In recent months, the Horn of Africa has been invaded by desert locusts that have consumed food crops and pasture. For Kenya, it is the worst infestation in 70 years. One swarm there was estimated at 100 billion to 200 billion locusts, marauding through 2400 square kilometers. FAO warned again this week that the insects pose a severe humanitarian risk, as nearly 10 million people in the affected area already face food shortages because of recent floods and droughts. “We simply cannot afford another major shock,” Mark Lowcock, United Nations under-secretary-general for humanitarian affairs and emergency relief coordinator, said at the briefing. “Time is running out.”
Several factors caused the massive outbreak. In May 2018, a cyclone hit the desert “empty quarter” of Oman, Yemen, and Saudi Arabia. After the unusual rainfall, vegetation flourished, and the well-fed locusts increased their population 400-fold over 6 months. Normally, the populations would shrink when plants die after the desert dries out again, and timely control efforts can prevent populations from booming.
In this case, however, a second cyclone hit in October 2018 and the population continued to increase—an estimated 8000-fold by March 2019. The locusts headed to southern Iran, crossing territory that hadn’t seen the insects in 50 years, and moved east into India and Pakistan. Last summer, many flew south with prevailing winds into Yemen, where civil war prevented any spraying of pesticides. The swarms moved to Ethiopia and Somalia in October 2019.
Compounding the problem, yet another cyclone unexpectedly hit the Horn of Africa in December 2019 and more breeding ensued. By the end of that month, growing swarms had entered Kenya. They reached Uganda and Tanzania in the past few days.
Tackling large locust swarms is challenging and requires fast-acting chemical pesticides sprayed from aircraft. Ethiopia and Kenya are now spraying those chemicals. Although the pesticides break down within 1 day, villages must be warned to temporarily move their livestock.
In Somalia, which has large grazing areas, FAO is instead helping the country use biopesticides. They consist of spores of the fungus Metarhizium acridum, which produces a toxin that kills only locusts and related grasshoppers. Since the last major locust outbreak in Africa, in 2003–05, researchers have been able to make the biopesticide cheaper, more effective, longer lasting in the desert, and easier to store. “We’re really lucky now that we have a very effective product,” Keith Cressman, FAO’s locust forecasting officer, told ScienceInsider. Compared with chemicals, however, the biopesticide takes longer to kill the locusts, so it is more useful before the hopper bands of young locusts have begun to fly.
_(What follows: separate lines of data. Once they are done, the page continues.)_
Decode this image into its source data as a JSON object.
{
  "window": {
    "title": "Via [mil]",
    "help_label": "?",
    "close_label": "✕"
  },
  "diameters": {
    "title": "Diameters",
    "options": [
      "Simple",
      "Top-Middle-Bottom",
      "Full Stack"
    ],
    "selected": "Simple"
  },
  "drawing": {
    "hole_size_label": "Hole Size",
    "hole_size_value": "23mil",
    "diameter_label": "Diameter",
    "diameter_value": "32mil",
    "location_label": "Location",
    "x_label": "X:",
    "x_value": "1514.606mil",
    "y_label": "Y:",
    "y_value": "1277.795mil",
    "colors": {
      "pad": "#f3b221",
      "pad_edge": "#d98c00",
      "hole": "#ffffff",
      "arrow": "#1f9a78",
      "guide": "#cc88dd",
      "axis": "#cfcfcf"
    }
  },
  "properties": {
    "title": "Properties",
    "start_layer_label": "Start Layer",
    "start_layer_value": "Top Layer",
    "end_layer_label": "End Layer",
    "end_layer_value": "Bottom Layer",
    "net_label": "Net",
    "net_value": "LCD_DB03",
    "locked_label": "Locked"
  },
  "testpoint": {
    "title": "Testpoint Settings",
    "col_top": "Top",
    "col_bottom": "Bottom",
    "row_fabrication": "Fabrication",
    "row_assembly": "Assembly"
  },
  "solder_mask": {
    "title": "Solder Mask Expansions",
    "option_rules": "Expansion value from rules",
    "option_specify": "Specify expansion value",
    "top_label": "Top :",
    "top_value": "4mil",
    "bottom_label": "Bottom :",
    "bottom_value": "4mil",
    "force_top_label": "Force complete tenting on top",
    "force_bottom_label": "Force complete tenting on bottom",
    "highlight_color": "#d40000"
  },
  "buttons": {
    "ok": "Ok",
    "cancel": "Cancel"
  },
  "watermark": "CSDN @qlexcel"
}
Such biopesticides have previously been used in several countries to stamp out locust outbreaks. In the past 3 years, China has applied biopesticides on more than 48,000 hectares annually, says Long Zhang of China Agricultural University. The main challenges are finding the bands of young locusts and hitting them with enough biopesticide, he says. “If the dose is too low, it will take a long time to kill locusts,” he says. Researchers in China have been selecting strains for greater virulence, but they still require that locusts to be exposed for several days longer than with chemical pesticides.
Last week, Cressman and others from FAO spent several days in Somalia discussing plans with the government. To help locate and spray the locusts, FAO is recruiting technical advisers from West African countries experienced in controlling outbreaks. They will also bring in backpacker sprayers and larger equipment that can be mounted on vehicles and aircraft. FAO has ordered 4 tons of the Metarhizium biopesticide, enough to treat about 80,000 hectares. Funding has mainly come from FAO’s emergency reserves, and more cash is urgently needed. So far, donors have committed about 28% of the $76 million needed.